The inertial navigation system (INS) records the movement of the autonomous underwater vehicle (AUV) in three axes: up/down, left/right, and backward/forward. This system has been used for decades on above-water vehicles, like ships, but only recently has it been miniaturized for underwater vehicles. Click image for larger view and image credit.
The Doppler shift is sensed as a difference in sound pitch as a vehicle emitting a sound passes the listener. The Doppler shift is about the compression or expansion of sound waves, based on the speed of the vehicle emitting the sound and the location of the listener. Image courtesy of Hong Kong University Department of Physics, www.physics.hku.hk .
AUV technicians watch the navigational tracks of three AUVs from an office onshore. Although technicians can update the program that determines an AUV's path to respond to a challenge, such as a current, a true autonomous vehicle is never driven by a human. Click image for larger view and image credit.
May 15, 2008
Often the main purpose of an autonomous underwater vehicle (AUV) mission is to perform a large-area survey or search and to produce an accurate map of the seabed or a desired target. To achieve this goal, the AUV requires accurate self-navigation, along with speed, depth, altitude, and track-line control. The importance of accurate navigation equals the difficulty of achieving it. That's because the underwater environment is one of the most difficult places on earth to navigate accurately and reliably.
Here are four systems that assist in AUV navigation:
1. Dead reckoning
The most basic navigation system utilized in AUVs has been "dead reckoning," which refers to the combination of compass, depth sensor, and speed sensor capabilities. The compasses are digital, offering AUVs a fairly accurate heading estimation. Depth is measured with an on-board pressure sensor, and altitude is measured by acoustic echo-sounding. Speed sensors are similar to those found on boats, relying on propeller revolutions per minute (RPM) and or paddle-wheel marine speedometers. Although dead reckoning navigation is appropriate for short missions — where absolute position is not entirely necessary — it lacks the accuracy needed for many applications.
2. Long baseline navigation

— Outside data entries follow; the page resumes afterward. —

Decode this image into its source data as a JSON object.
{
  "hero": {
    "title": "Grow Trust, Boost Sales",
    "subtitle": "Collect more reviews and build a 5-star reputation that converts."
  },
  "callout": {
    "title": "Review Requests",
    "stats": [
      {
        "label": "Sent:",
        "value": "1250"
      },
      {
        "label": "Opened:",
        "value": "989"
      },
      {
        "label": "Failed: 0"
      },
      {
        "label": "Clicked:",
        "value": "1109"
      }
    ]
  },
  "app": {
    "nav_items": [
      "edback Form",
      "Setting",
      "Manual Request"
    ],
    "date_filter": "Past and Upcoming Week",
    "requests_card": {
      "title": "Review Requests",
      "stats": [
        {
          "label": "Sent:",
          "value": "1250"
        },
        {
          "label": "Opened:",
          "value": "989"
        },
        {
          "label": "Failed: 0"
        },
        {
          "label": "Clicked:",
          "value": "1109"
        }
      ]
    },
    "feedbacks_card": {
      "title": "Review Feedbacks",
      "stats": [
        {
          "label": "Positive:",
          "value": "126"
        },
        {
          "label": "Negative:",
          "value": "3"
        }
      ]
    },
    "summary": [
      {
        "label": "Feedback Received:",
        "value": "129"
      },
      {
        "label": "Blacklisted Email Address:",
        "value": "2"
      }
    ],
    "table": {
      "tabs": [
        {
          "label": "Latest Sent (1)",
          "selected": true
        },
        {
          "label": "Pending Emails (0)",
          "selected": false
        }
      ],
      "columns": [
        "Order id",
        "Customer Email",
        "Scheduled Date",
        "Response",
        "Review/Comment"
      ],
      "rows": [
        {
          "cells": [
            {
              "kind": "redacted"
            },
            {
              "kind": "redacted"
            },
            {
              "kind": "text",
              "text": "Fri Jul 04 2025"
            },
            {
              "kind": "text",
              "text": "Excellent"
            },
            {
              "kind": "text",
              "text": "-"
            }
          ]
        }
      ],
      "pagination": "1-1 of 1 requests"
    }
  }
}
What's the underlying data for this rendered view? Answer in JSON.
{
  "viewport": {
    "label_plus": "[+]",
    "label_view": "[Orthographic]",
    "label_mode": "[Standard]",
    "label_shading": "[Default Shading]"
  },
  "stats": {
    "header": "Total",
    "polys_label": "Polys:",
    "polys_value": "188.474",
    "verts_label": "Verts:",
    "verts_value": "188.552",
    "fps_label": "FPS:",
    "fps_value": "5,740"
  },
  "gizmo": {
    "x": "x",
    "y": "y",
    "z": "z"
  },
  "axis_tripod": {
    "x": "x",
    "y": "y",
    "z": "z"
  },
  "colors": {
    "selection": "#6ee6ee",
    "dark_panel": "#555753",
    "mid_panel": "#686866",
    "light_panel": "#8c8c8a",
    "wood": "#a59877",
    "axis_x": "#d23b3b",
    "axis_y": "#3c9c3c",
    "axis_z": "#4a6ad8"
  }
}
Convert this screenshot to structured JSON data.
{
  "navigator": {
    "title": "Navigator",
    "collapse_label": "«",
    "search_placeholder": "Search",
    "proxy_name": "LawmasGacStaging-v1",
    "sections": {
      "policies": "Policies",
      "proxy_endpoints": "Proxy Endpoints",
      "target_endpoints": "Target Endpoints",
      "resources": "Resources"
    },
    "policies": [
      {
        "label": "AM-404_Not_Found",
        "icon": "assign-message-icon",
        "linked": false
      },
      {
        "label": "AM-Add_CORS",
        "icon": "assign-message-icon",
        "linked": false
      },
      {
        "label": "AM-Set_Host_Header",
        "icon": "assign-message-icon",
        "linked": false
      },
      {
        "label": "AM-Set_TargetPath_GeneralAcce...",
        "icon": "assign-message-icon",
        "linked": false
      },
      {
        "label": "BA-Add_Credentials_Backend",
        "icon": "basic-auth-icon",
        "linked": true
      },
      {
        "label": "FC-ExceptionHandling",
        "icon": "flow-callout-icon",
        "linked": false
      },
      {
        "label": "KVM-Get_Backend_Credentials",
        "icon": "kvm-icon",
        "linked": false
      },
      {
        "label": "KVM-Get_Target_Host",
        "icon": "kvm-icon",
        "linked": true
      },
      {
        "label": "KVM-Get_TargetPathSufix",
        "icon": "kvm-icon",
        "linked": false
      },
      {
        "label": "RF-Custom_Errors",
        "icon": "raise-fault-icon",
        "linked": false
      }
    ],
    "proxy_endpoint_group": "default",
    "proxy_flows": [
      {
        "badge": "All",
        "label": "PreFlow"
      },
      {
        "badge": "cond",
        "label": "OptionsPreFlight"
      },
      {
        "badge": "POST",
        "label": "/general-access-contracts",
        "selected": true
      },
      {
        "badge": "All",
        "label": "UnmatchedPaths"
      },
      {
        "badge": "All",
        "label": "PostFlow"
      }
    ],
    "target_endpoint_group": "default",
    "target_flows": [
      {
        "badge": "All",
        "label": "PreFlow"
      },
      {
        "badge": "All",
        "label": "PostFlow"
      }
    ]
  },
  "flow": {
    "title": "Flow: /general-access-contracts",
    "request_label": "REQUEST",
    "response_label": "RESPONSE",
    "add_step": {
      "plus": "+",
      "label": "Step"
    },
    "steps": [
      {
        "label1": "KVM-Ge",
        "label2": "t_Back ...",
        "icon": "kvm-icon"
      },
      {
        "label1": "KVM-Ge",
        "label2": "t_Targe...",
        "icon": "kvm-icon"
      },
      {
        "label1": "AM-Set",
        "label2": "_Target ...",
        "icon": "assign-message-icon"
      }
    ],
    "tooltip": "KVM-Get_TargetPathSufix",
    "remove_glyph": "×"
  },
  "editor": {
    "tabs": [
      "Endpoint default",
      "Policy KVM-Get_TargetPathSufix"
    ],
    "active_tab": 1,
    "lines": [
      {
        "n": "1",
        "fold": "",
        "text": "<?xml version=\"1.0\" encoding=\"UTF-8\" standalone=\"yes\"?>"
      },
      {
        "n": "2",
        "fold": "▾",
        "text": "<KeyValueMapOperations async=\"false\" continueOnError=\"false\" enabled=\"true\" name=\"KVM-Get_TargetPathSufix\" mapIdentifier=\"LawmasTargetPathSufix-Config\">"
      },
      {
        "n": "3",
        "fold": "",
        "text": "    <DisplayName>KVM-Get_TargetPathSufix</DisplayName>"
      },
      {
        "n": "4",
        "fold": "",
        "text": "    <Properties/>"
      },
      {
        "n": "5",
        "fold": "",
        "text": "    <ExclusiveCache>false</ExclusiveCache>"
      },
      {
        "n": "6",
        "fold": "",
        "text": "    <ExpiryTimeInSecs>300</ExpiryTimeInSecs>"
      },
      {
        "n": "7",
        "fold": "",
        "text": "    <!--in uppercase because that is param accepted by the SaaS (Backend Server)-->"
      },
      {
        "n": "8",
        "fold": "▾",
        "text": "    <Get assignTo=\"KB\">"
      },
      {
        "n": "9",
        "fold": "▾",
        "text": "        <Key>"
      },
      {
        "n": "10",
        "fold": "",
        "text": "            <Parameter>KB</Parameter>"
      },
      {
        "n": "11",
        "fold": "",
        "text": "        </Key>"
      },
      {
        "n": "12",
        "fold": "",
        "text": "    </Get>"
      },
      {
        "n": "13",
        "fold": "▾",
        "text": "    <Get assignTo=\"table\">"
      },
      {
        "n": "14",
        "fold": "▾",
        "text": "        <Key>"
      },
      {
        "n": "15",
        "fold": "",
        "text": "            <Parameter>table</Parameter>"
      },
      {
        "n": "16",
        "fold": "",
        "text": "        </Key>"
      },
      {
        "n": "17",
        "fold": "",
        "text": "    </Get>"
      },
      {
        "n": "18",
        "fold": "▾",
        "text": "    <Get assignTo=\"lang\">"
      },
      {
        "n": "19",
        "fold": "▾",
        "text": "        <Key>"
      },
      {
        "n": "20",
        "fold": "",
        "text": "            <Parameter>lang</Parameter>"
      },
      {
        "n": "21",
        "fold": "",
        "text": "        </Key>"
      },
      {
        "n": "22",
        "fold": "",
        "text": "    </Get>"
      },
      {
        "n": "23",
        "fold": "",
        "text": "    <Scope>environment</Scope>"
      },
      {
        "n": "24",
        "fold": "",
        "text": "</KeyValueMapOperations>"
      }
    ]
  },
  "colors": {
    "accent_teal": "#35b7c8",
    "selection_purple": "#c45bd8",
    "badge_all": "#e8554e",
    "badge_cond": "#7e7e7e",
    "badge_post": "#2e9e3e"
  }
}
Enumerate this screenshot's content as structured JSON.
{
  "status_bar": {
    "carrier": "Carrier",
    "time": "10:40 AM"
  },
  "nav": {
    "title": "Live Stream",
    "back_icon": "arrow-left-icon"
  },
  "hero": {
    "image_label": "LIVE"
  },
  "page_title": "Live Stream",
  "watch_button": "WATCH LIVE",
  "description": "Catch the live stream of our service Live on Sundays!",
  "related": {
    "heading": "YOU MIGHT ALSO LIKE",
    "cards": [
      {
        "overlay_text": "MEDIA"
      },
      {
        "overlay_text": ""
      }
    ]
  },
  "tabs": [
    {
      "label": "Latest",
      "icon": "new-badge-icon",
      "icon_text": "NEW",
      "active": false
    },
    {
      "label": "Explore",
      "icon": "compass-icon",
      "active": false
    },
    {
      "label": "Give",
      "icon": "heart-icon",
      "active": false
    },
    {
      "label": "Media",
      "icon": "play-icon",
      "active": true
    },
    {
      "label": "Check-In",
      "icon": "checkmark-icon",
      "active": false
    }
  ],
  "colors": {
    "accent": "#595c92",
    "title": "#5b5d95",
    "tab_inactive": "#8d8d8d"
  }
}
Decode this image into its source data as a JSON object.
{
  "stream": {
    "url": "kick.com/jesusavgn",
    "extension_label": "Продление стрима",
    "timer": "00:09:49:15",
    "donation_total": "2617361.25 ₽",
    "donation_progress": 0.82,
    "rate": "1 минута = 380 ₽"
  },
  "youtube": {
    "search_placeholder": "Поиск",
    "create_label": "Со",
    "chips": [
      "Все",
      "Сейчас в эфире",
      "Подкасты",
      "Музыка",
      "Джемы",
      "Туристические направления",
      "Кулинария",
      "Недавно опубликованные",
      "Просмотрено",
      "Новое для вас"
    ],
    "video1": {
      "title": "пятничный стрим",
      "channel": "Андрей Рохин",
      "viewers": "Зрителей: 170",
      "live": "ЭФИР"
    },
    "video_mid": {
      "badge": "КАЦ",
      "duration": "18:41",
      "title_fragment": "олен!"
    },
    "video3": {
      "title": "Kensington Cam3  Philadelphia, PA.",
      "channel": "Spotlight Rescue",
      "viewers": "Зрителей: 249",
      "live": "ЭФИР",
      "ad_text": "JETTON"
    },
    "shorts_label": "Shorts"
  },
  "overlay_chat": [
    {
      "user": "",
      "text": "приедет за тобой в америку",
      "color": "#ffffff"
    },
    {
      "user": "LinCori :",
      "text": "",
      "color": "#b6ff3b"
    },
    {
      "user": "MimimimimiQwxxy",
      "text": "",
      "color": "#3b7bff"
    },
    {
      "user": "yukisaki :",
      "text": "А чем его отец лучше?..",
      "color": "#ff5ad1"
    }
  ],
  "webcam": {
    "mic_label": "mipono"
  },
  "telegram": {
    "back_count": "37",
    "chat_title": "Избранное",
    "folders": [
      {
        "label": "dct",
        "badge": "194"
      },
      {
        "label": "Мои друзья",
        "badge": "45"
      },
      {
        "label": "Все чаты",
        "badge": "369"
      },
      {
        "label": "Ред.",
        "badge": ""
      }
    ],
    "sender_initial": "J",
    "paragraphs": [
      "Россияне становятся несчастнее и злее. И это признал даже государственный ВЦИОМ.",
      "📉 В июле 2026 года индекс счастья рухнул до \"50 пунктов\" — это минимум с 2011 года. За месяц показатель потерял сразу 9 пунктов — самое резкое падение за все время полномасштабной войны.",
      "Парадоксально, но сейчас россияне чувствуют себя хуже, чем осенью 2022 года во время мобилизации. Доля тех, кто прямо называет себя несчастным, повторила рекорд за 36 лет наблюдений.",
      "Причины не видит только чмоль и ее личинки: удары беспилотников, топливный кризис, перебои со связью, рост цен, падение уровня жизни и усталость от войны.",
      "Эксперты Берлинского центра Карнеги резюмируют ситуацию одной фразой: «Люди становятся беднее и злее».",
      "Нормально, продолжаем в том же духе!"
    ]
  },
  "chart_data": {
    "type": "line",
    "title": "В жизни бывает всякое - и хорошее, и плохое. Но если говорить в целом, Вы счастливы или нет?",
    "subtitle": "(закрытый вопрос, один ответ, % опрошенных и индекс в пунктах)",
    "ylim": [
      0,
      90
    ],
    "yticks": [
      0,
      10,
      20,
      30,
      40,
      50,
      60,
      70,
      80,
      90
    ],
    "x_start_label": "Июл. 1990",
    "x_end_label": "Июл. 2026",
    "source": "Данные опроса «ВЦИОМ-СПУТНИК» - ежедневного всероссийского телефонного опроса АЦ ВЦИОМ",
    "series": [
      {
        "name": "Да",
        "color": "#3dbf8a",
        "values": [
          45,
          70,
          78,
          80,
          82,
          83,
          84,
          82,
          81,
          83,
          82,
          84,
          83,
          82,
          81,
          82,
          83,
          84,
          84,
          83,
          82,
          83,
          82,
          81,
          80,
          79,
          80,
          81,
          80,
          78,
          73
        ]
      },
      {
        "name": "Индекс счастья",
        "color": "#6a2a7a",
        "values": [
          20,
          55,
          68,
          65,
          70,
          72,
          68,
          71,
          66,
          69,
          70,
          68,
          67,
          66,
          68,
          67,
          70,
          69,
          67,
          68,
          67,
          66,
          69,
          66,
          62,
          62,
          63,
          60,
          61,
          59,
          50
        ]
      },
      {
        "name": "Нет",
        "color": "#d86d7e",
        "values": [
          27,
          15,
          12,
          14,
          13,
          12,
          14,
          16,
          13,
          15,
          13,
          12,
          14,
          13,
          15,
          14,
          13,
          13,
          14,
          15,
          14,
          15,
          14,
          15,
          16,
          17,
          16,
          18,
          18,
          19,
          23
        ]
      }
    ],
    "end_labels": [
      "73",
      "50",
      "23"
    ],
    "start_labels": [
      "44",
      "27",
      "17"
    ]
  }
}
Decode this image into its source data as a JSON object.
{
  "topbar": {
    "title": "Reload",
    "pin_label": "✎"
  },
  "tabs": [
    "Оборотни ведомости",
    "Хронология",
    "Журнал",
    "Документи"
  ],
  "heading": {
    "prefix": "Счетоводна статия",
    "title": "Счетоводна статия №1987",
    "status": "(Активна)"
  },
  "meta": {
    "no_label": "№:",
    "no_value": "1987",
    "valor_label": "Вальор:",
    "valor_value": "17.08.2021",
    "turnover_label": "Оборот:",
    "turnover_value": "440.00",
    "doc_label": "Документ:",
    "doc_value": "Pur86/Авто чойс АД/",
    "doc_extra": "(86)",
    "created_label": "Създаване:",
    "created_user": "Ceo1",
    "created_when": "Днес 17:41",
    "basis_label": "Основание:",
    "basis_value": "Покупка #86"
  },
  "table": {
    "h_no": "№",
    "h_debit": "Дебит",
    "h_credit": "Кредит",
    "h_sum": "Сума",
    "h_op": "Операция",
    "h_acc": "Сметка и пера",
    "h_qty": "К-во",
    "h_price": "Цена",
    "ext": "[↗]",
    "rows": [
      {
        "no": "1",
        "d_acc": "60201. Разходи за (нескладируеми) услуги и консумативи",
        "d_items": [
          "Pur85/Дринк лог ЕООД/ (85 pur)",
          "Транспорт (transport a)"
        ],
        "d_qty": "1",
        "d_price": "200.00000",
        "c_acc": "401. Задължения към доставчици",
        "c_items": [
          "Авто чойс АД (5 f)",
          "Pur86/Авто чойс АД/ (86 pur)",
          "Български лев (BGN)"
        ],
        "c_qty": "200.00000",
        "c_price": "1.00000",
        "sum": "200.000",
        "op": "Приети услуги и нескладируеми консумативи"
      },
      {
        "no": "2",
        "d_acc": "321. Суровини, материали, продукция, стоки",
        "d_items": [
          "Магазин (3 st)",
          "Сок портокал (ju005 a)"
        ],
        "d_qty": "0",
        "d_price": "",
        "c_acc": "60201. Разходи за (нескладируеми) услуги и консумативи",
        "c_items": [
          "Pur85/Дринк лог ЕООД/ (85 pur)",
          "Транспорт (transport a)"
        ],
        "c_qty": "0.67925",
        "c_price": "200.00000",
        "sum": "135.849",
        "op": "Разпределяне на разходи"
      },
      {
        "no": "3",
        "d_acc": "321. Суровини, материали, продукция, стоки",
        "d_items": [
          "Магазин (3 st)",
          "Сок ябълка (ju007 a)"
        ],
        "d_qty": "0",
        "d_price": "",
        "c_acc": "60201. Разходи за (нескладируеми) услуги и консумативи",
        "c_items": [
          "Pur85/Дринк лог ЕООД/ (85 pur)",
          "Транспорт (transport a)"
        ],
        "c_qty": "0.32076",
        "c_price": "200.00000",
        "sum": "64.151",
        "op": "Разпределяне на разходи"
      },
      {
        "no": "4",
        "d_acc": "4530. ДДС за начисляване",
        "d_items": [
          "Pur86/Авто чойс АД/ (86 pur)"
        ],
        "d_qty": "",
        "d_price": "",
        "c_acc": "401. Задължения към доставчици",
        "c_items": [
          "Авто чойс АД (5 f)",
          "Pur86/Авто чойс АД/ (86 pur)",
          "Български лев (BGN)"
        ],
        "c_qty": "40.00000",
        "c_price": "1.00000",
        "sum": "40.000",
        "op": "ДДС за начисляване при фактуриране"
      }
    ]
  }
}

Long baseline navigation systems typically include several floating buoys, with acoustic positioning sensors onboard. The acoustic positioning sensors use sound waves to allow the AUV to estimate its distance from the buoy. When a minimum of three of these buoys are used together in an area, the AUV can triangulate its position underwater. These types of systems can be very accurate; the downside is that they require the AUV operators to deploy and anchor these buoys before a mission can begin. They do not allow the AUV to operate in an environment on its own.
3. Inertial navigation system
An inertial navigation system (INS) measures the motion or acceleration of the AUV in three axes: up/down, left/right, and forward/backward. An INS provides the AUV with precise, short-term navigation, and some can even sense the rotation of the earth. Although INS has been used widely in aviation and surface ship communities for many years, the system has only recently been miniaturized for AUV use. INS on aircraft and boats relies on position inputs from global positioning system (GPS) satellites in orbit. However, just as GPS signals are lost when a car enters a tunnel, AUVs lose GPS reception as soon as their antennae submerge. Therefore, GPS is only available to help with the INS when the AUV is on the surface.
4. Doppler velocity logger
The most important system that has been developed to aid the INS is the Doppler velocity logger (DVL). The DVL is a sonar used to measure both speed and height above the bottom, and relies on the Doppler effect, the same basic principle police use to determine the speed of a car with a radar gun.
On an AUV, the DVL uses four acoustic beams to send sound pulses towards the sea floor, and listens for their echo. The DVL calculates the vehicle’s height above the bottom, based on how long it takes for the echo to return, and calculates the speed through the water based on a measurement of the Doppler frequency shift of the waves returning to the DVL.
The Doppler shift is, basically, the compression or expansion of sound waves. For instance, as an ambulance is speeding toward you with its siren on, its sound seems high in pitch. This is because the sound waves emitted by the siren are traveling at the speed of sound, plus the speed of the ambulance — an addition that ends up compressing the sound wave, making it seem higher in frequency than it really is. As the train passes, it appears to lower in frequency, as the speed of the train and the speed of sound work against each other, stretching the sound waves. The DVL senses how much the returning sound waves have stretched, and based on this calculation, determines how fast the AUV is moving.